*Exercise aim*: Please retype the listing exactly as it appears, skipping each picture.

*Extracted entries*:

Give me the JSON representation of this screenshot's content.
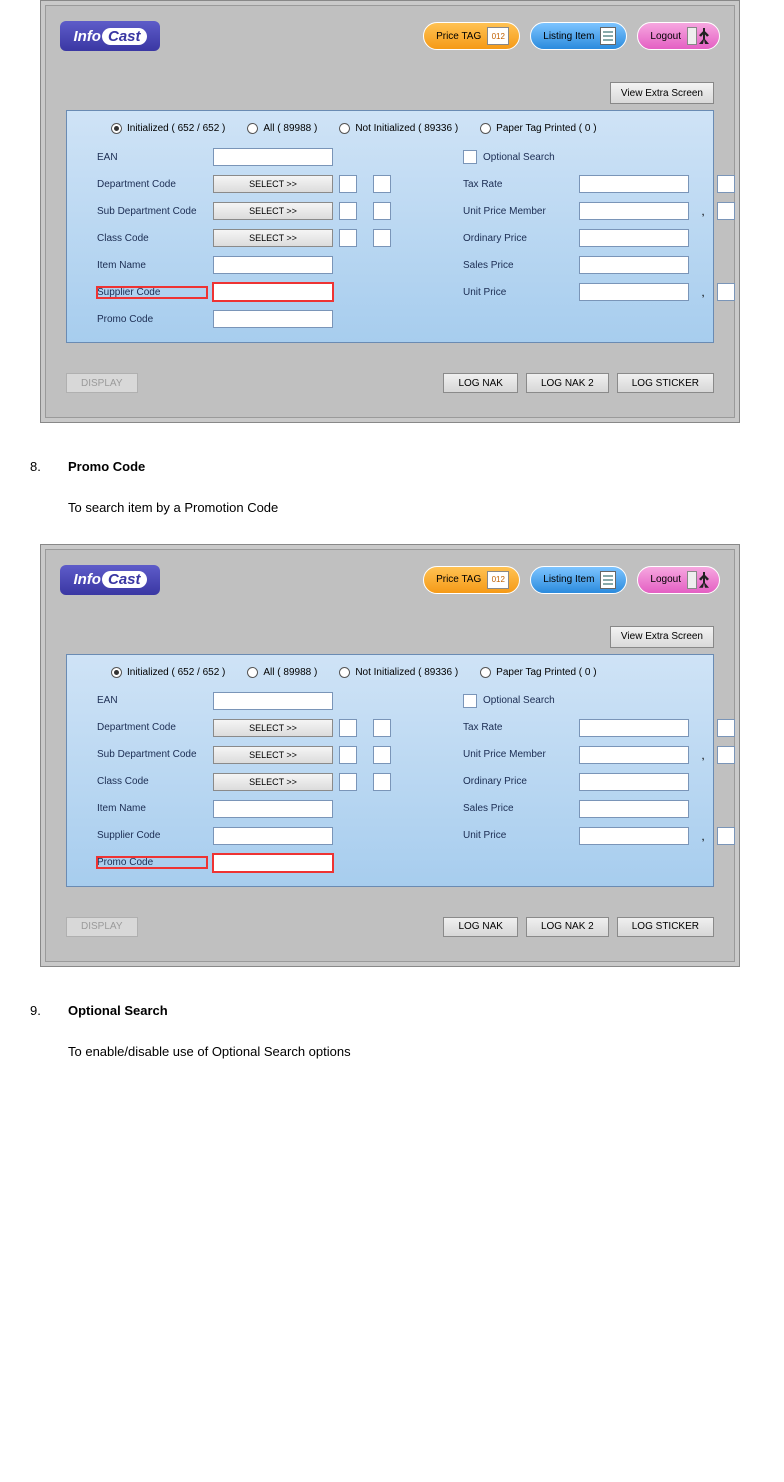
{
  "logo": {
    "part1": "Info",
    "part2": "Cast"
  },
  "top_buttons": {
    "price_tag": "Price TAG",
    "price_tag_badge": "012",
    "listing_item": "Listing Item",
    "logout": "Logout"
  },
  "aux_button": "View Extra Screen",
  "radio": {
    "initialized": "Initialized  ( 652 / 652 )",
    "all": "All  ( 89988 )",
    "not_initialized": "Not Initialized  ( 89336 )",
    "paper_tag": "Paper Tag Printed  ( 0 )"
  },
  "labels": {
    "ean": "EAN",
    "dept": "Department Code",
    "subdept": "Sub Department Code",
    "class": "Class Code",
    "item": "Item Name",
    "supplier": "Supplier Code",
    "promo": "Promo Code",
    "optsearch": "Optional Search",
    "taxrate": "Tax Rate",
    "unit_member": "Unit Price Member",
    "ordinary": "Ordinary Price",
    "sales": "Sales Price",
    "unit": "Unit Price"
  },
  "select_btn": "SELECT >>",
  "bottom_buttons": {
    "display": "DISPLAY",
    "log_nak": "LOG NAK",
    "log_nak2": "LOG NAK 2",
    "log_sticker": "LOG STICKER"
  },
  "sections": {
    "s8": {
      "num": "8.",
      "title": "Promo Code",
      "desc": "To search item by a Promotion Code",
      "highlight": "supplier"
    },
    "s9": {
      "num": "9.",
      "title": "Optional Search",
      "desc": "To enable/disable use of Optional Search options",
      "highlight": "promo"
    }
  }
}
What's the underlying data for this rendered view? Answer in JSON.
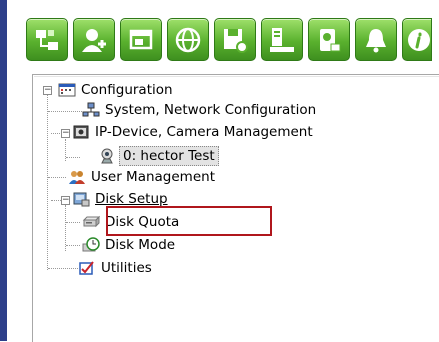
{
  "toolbar": {
    "buttons": [
      {
        "name": "network-config-icon"
      },
      {
        "name": "add-user-icon"
      },
      {
        "name": "window-icon"
      },
      {
        "name": "globe-icon"
      },
      {
        "name": "save-settings-icon"
      },
      {
        "name": "keyboard-monitor-icon"
      },
      {
        "name": "device-icon"
      },
      {
        "name": "bell-icon"
      },
      {
        "name": "info-icon"
      }
    ]
  },
  "tree": {
    "root": {
      "label": "Configuration",
      "expanded": true
    },
    "items": [
      {
        "label": "System, Network Configuration"
      },
      {
        "label": "IP-Device, Camera Management",
        "expanded": true
      },
      {
        "label": "0: hector Test"
      },
      {
        "label": "User Management"
      },
      {
        "label": "Disk Setup",
        "expanded": true
      },
      {
        "label": "Disk Quota",
        "highlighted": true
      },
      {
        "label": "Disk Mode"
      },
      {
        "label": "Utilities"
      }
    ]
  },
  "colors": {
    "toolbar_green": "#5ab12e",
    "highlight_border": "#b0161c",
    "left_border": "#2d3f8a"
  }
}
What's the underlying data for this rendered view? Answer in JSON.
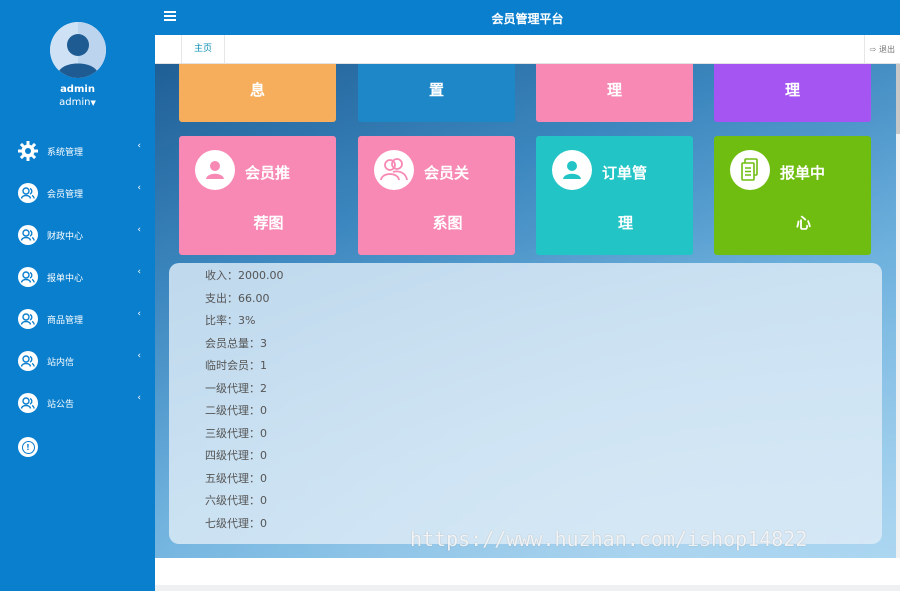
{
  "app": {
    "title": "会员管理平台"
  },
  "user": {
    "name": "admin",
    "role": "admin"
  },
  "sidebar": {
    "items": [
      {
        "label": "系统管理",
        "icon": "gear-icon"
      },
      {
        "label": "会员管理",
        "icon": "user-icon"
      },
      {
        "label": "财政中心",
        "icon": "user-icon"
      },
      {
        "label": "报单中心",
        "icon": "user-icon"
      },
      {
        "label": "商品管理",
        "icon": "user-icon"
      },
      {
        "label": "站内信",
        "icon": "user-icon"
      },
      {
        "label": "站公告",
        "icon": "user-icon"
      }
    ],
    "arrow": "‹",
    "info_glyph": "!"
  },
  "tabs": {
    "home": "主页",
    "logout": "退出"
  },
  "tiles_top": [
    {
      "text": "息",
      "color": "#f7ae5c"
    },
    {
      "text": "置",
      "color": "#1e87c8"
    },
    {
      "text": "理",
      "color": "#f789b4"
    },
    {
      "text": "理",
      "color": "#a556f2"
    }
  ],
  "tiles_main": [
    {
      "line1": "会员推",
      "line2": "荐图",
      "icon": "user-icon",
      "color": "#f789b4"
    },
    {
      "line1": "会员关",
      "line2": "系图",
      "icon": "users-icon",
      "color": "#f789b4"
    },
    {
      "line1": "订单管",
      "line2": "理",
      "icon": "user-icon",
      "color": "#22c4c6"
    },
    {
      "line1": "报单中",
      "line2": "心",
      "icon": "document-icon",
      "color": "#70bd12"
    }
  ],
  "stats": [
    "收入：2000.00",
    "支出：66.00",
    "比率：3%",
    "会员总量：3",
    "临时会员：1",
    "一级代理：2",
    "二级代理：0",
    "三级代理：0",
    "四级代理：0",
    "五级代理：0",
    "六级代理：0",
    "七级代理：0"
  ],
  "watermark": "https://www.huzhan.com/ishop14822",
  "colors": {
    "primary": "#0a7fce",
    "tab_active": "#0a8fb3"
  }
}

*Answer box*:
Give me the JSON representation of this screenshot's content.
{
  "logo": {
    "part1": "Info",
    "part2": "Cast"
  },
  "top_buttons": {
    "price_tag": "Price TAG",
    "price_tag_badge": "012",
    "listing_item": "Listing Item",
    "logout": "Logout"
  },
  "aux_button": "View Extra Screen",
  "radio": {
    "initialized": "Initialized  ( 652 / 652 )",
    "all": "All  ( 89988 )",
    "not_initialized": "Not Initialized  ( 89336 )",
    "paper_tag": "Paper Tag Printed  ( 0 )"
  },
  "labels": {
    "ean": "EAN",
    "dept": "Department Code",
    "subdept": "Sub Department Code",
    "class": "Class Code",
    "item": "Item Name",
    "supplier": "Supplier Code",
    "promo": "Promo Code",
    "optsearch": "Optional Search",
    "taxrate": "Tax Rate",
    "unit_member": "Unit Price Member",
    "ordinary": "Ordinary Price",
    "sales": "Sales Price",
    "unit": "Unit Price"
  },
  "select_btn": "SELECT >>",
  "bottom_buttons": {
    "display": "DISPLAY",
    "log_nak": "LOG NAK",
    "log_nak2": "LOG NAK 2",
    "log_sticker": "LOG STICKER"
  },
  "sections": {
    "s8": {
      "num": "8.",
      "title": "Promo Code",
      "desc": "To search item by a Promotion Code",
      "highlight": "supplier"
    },
    "s9": {
      "num": "9.",
      "title": "Optional Search",
      "desc": "To enable/disable use of Optional Search options",
      "highlight": "promo"
    }
  }
}
What's the underlying data for this rendered view? Answer in JSON.
{
  "toolbar": {
    "buttons": [
      {
        "name": "network-config-icon"
      },
      {
        "name": "add-user-icon"
      },
      {
        "name": "window-icon"
      },
      {
        "name": "globe-icon"
      },
      {
        "name": "save-settings-icon"
      },
      {
        "name": "keyboard-monitor-icon"
      },
      {
        "name": "device-icon"
      },
      {
        "name": "bell-icon"
      },
      {
        "name": "info-icon"
      }
    ]
  },
  "tree": {
    "root": {
      "label": "Configuration",
      "expanded": true
    },
    "items": [
      {
        "label": "System, Network Configuration"
      },
      {
        "label": "IP-Device, Camera Management",
        "expanded": true
      },
      {
        "label": "0: hector Test"
      },
      {
        "label": "User Management"
      },
      {
        "label": "Disk Setup",
        "expanded": true
      },
      {
        "label": "Disk Quota",
        "highlighted": true
      },
      {
        "label": "Disk Mode"
      },
      {
        "label": "Utilities"
      }
    ]
  },
  "colors": {
    "toolbar_green": "#5ab12e",
    "highlight_border": "#b0161c",
    "left_border": "#2d3f8a"
  }
}
What's the underlying data for this rendered view? Answer in JSON.
{
  "app": {
    "title": "会员管理平台"
  },
  "user": {
    "name": "admin",
    "role": "admin"
  },
  "sidebar": {
    "items": [
      {
        "label": "系统管理",
        "icon": "gear-icon"
      },
      {
        "label": "会员管理",
        "icon": "user-icon"
      },
      {
        "label": "财政中心",
        "icon": "user-icon"
      },
      {
        "label": "报单中心",
        "icon": "user-icon"
      },
      {
        "label": "商品管理",
        "icon": "user-icon"
      },
      {
        "label": "站内信",
        "icon": "user-icon"
      },
      {
        "label": "站公告",
        "icon": "user-icon"
      }
    ],
    "arrow": "‹",
    "info_glyph": "!"
  },
  "tabs": {
    "home": "主页",
    "logout": "退出"
  },
  "tiles_top": [
    {
      "text": "息",
      "color": "#f7ae5c"
    },
    {
      "text": "置",
      "color": "#1e87c8"
    },
    {
      "text": "理",
      "color": "#f789b4"
    },
    {
      "text": "理",
      "color": "#a556f2"
    }
  ],
  "tiles_main": [
    {
      "line1": "会员推",
      "line2": "荐图",
      "icon": "user-icon",
      "color": "#f789b4"
    },
    {
      "line1": "会员关",
      "line2": "系图",
      "icon": "users-icon",
      "color": "#f789b4"
    },
    {
      "line1": "订单管",
      "line2": "理",
      "icon": "user-icon",
      "color": "#22c4c6"
    },
    {
      "line1": "报单中",
      "line2": "心",
      "icon": "document-icon",
      "color": "#70bd12"
    }
  ],
  "stats": [
    "收入：2000.00",
    "支出：66.00",
    "比率：3%",
    "会员总量：3",
    "临时会员：1",
    "一级代理：2",
    "二级代理：0",
    "三级代理：0",
    "四级代理：0",
    "五级代理：0",
    "六级代理：0",
    "七级代理：0"
  ],
  "watermark": "https://www.huzhan.com/ishop14822",
  "colors": {
    "primary": "#0a7fce",
    "tab_active": "#0a8fb3"
  }
}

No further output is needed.